» **WHAT THE TASK ASKS**
Filter the records below for the word "floor". Copy each line that holds it.

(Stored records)

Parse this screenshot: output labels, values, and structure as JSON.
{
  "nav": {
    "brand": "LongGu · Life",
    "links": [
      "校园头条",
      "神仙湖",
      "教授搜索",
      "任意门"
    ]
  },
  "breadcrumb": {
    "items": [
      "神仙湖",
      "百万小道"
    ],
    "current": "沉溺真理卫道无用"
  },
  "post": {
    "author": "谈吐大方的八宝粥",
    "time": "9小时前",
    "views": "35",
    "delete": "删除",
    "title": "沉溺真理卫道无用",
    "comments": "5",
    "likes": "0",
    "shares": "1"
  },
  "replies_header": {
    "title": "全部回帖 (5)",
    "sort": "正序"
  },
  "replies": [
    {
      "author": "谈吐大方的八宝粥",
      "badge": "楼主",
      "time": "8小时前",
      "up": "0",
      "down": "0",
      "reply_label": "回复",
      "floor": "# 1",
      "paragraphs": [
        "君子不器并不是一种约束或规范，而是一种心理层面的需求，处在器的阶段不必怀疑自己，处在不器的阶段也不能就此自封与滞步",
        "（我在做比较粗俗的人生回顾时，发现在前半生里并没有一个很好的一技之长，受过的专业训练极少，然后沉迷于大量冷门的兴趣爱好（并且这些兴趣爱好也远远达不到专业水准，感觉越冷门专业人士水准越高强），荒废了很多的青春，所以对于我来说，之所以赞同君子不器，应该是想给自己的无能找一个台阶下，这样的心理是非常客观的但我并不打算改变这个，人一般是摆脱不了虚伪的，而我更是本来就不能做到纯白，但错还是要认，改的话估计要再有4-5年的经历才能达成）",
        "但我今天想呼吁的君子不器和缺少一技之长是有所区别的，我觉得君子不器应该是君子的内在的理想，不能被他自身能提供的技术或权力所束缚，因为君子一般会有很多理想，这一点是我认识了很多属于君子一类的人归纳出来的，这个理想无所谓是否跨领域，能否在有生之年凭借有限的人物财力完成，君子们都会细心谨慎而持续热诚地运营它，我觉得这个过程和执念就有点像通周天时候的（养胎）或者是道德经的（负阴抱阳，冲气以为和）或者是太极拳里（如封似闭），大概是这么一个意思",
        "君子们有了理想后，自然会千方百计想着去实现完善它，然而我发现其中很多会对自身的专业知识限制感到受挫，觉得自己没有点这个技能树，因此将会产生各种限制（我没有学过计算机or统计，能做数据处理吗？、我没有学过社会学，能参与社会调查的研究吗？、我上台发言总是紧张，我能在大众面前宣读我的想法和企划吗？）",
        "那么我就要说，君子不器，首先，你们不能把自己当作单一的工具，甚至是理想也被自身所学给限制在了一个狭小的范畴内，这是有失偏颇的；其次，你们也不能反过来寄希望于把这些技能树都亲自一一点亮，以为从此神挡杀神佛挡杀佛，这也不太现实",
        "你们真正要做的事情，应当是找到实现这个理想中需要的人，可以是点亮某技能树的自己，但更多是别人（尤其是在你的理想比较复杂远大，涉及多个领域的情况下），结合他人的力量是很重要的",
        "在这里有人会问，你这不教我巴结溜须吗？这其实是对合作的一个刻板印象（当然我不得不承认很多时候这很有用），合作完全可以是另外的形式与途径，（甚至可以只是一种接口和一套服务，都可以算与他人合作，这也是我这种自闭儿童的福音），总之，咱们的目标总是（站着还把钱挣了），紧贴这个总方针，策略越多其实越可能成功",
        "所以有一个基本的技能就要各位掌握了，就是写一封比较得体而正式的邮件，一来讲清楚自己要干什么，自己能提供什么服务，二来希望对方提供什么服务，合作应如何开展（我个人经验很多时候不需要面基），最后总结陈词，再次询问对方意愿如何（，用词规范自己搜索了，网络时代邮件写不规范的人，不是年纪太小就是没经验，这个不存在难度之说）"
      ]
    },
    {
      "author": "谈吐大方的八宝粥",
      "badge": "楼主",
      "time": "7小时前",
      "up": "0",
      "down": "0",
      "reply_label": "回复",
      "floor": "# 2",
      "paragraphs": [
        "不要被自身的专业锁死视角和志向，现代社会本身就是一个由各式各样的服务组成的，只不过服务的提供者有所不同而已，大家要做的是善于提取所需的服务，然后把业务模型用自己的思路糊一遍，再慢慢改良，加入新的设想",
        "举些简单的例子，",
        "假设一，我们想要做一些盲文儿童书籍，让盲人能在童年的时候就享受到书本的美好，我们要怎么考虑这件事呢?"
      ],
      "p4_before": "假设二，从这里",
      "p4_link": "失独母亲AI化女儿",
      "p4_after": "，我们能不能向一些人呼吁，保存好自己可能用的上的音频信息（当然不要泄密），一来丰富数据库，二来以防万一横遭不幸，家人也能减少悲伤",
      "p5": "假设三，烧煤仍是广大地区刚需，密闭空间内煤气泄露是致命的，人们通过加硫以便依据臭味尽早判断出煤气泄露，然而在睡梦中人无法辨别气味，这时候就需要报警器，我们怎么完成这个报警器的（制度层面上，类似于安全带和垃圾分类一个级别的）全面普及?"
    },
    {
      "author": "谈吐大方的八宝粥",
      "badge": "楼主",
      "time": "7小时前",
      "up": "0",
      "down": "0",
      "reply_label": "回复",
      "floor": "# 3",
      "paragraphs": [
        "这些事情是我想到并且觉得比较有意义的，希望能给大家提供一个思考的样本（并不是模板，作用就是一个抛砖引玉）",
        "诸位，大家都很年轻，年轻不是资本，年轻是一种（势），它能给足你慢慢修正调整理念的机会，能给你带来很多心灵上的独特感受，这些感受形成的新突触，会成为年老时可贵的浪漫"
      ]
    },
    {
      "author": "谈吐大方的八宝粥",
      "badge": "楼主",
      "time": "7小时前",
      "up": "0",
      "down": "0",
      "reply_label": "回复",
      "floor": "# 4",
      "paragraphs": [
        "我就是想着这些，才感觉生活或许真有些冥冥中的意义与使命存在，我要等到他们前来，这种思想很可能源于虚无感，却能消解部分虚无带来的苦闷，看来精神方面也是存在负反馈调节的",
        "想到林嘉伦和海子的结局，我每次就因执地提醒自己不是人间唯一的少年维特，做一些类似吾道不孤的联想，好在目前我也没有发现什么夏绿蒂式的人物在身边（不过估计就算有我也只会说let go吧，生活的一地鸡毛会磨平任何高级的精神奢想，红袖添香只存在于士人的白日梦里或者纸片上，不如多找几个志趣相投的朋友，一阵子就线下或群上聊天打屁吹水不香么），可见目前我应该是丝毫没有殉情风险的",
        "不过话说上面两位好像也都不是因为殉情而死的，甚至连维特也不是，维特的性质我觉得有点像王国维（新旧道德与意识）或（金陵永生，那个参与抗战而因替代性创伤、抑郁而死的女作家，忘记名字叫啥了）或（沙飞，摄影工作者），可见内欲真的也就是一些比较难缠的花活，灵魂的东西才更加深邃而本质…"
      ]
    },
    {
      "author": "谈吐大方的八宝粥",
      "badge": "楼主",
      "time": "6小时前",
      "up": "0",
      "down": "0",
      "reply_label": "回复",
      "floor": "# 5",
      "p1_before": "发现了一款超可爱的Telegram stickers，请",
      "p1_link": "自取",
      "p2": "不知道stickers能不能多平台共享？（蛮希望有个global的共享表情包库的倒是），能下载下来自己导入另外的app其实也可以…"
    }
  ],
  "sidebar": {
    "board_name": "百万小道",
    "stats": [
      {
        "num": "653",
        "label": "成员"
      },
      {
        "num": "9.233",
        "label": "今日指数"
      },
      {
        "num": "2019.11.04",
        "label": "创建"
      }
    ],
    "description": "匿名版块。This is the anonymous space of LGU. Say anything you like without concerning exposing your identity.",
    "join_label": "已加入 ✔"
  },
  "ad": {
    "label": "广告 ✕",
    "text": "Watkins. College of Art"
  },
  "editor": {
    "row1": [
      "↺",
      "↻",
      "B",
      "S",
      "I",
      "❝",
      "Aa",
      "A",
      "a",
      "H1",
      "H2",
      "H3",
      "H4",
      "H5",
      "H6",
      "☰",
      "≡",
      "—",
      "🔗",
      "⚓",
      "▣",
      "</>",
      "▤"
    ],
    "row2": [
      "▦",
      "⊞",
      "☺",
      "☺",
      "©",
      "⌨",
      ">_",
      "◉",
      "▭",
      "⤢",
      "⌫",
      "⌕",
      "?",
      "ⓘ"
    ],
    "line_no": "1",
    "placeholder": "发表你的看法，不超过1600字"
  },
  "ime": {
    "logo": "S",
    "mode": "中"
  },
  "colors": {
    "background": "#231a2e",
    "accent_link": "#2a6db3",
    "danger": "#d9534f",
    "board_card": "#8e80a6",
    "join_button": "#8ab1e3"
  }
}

» **SOLVED PROBLEM**
      "floor": "# 1",
      "floor": "# 2",
      "floor": "# 3",
      "floor": "# 4",
      "floor": "# 5",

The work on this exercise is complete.